══ Source information

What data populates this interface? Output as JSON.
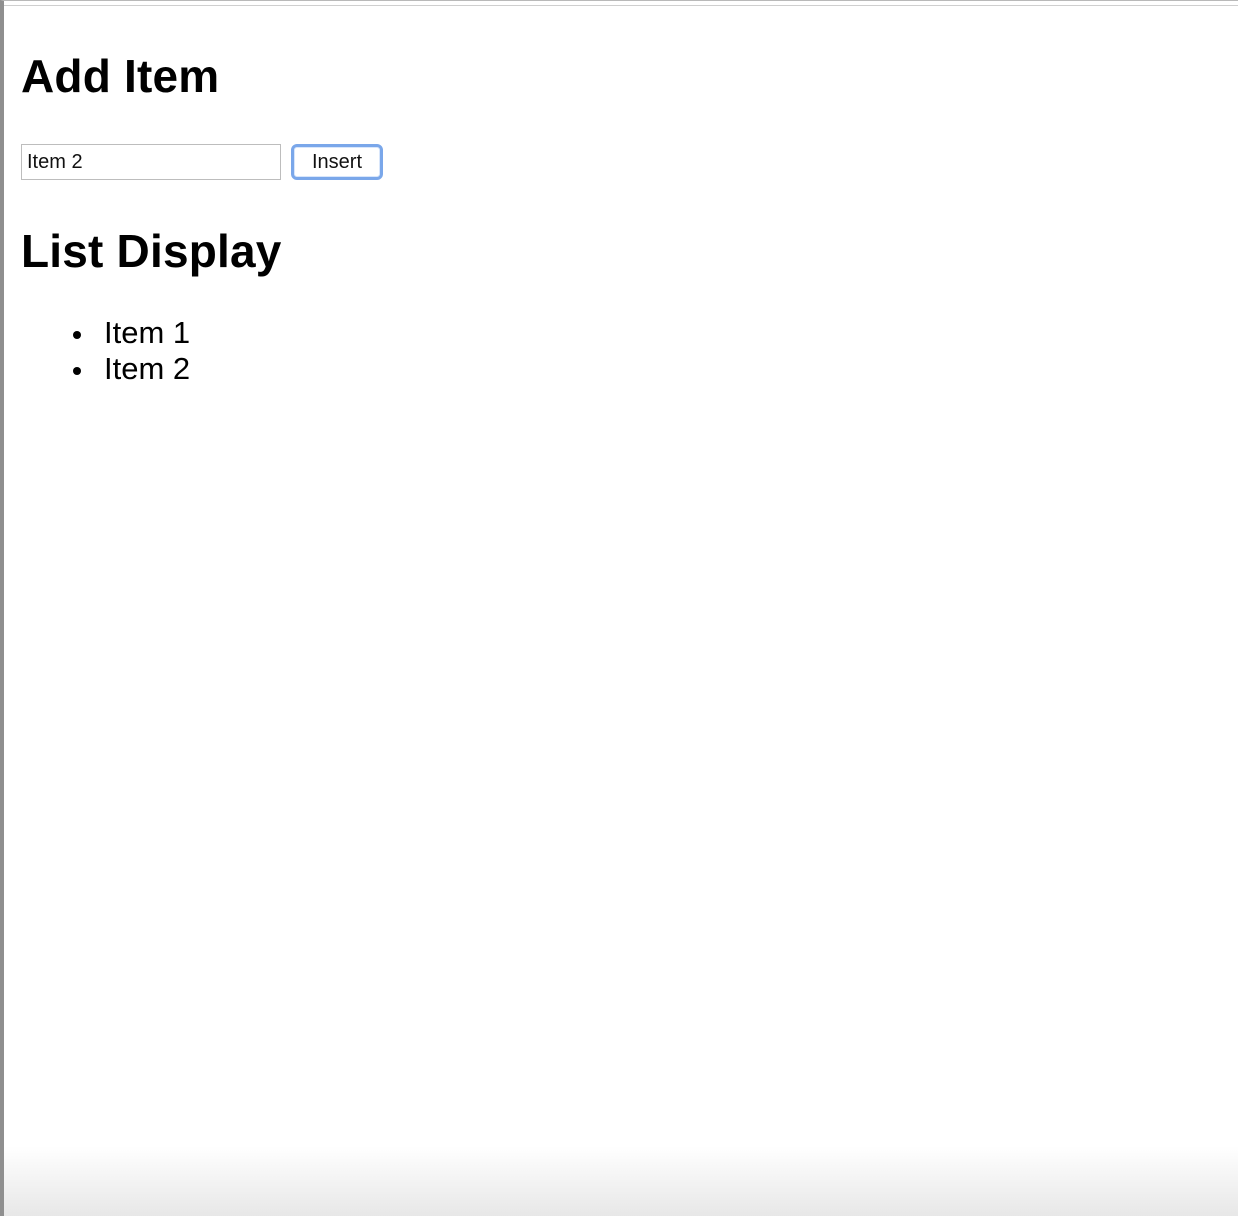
{
  "add_item": {
    "title": "Add Item",
    "input": {
      "value": "Item 2",
      "placeholder": ""
    },
    "insert_button_label": "Insert"
  },
  "list_display": {
    "title": "List Display",
    "items": [
      {
        "label": "Item 1"
      },
      {
        "label": "Item 2"
      }
    ]
  },
  "colors": {
    "focus_ring": "#7aa7ea",
    "input_border": "#bdbdbd",
    "text": "#000000"
  }
}
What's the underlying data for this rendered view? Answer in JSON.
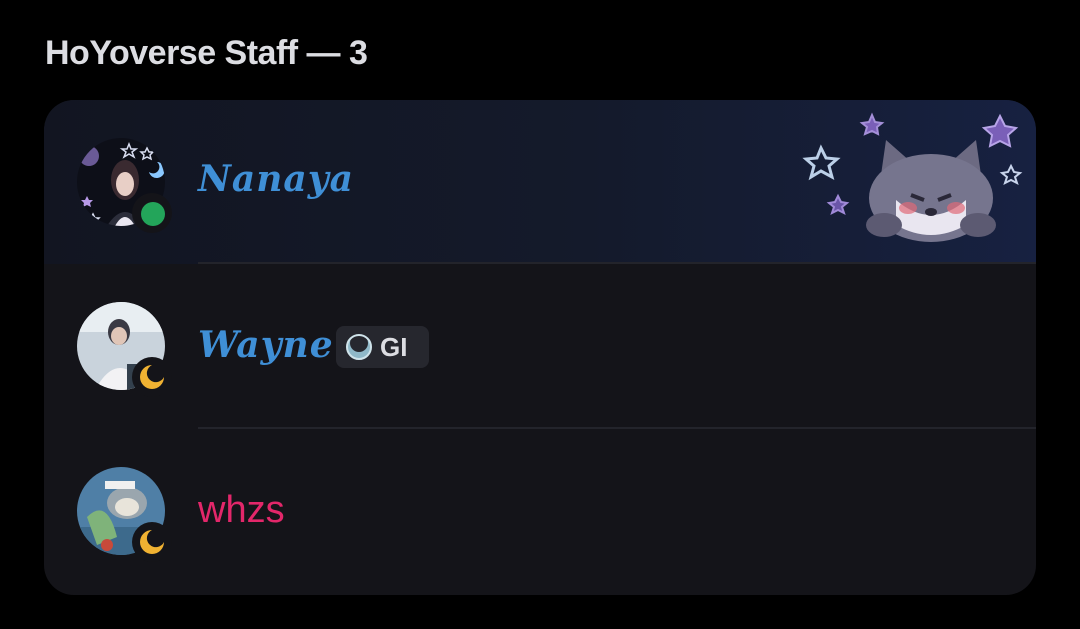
{
  "section": {
    "title": "HoYoverse Staff — 3"
  },
  "members": [
    {
      "name": "Nanaya",
      "status": "online",
      "tag": null
    },
    {
      "name": "Wayne",
      "status": "idle",
      "tag": {
        "label": "GI",
        "icon": "genshin-moon-icon"
      }
    },
    {
      "name": "whzs",
      "status": "idle",
      "tag": null
    }
  ],
  "colors": {
    "online": "#23a55a",
    "idle": "#f0b232",
    "name_gothic": "#3f8fd6",
    "name_pink": "#e3276a"
  }
}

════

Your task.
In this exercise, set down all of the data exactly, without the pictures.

Your response.
What data populates this interface? Output as JSON.
{
  "add_item": {
    "title": "Add Item",
    "input": {
      "value": "Item 2",
      "placeholder": ""
    },
    "insert_button_label": "Insert"
  },
  "list_display": {
    "title": "List Display",
    "items": [
      {
        "label": "Item 1"
      },
      {
        "label": "Item 2"
      }
    ]
  },
  "colors": {
    "focus_ring": "#7aa7ea",
    "input_border": "#bdbdbd",
    "text": "#000000"
  }
}
What's the underlying data for this rendered view? Answer in JSON.
{
  "section": {
    "title": "HoYoverse Staff — 3"
  },
  "members": [
    {
      "name": "Nanaya",
      "status": "online",
      "tag": null
    },
    {
      "name": "Wayne",
      "status": "idle",
      "tag": {
        "label": "GI",
        "icon": "genshin-moon-icon"
      }
    },
    {
      "name": "whzs",
      "status": "idle",
      "tag": null
    }
  ],
  "colors": {
    "online": "#23a55a",
    "idle": "#f0b232",
    "name_gothic": "#3f8fd6",
    "name_pink": "#e3276a"
  }
}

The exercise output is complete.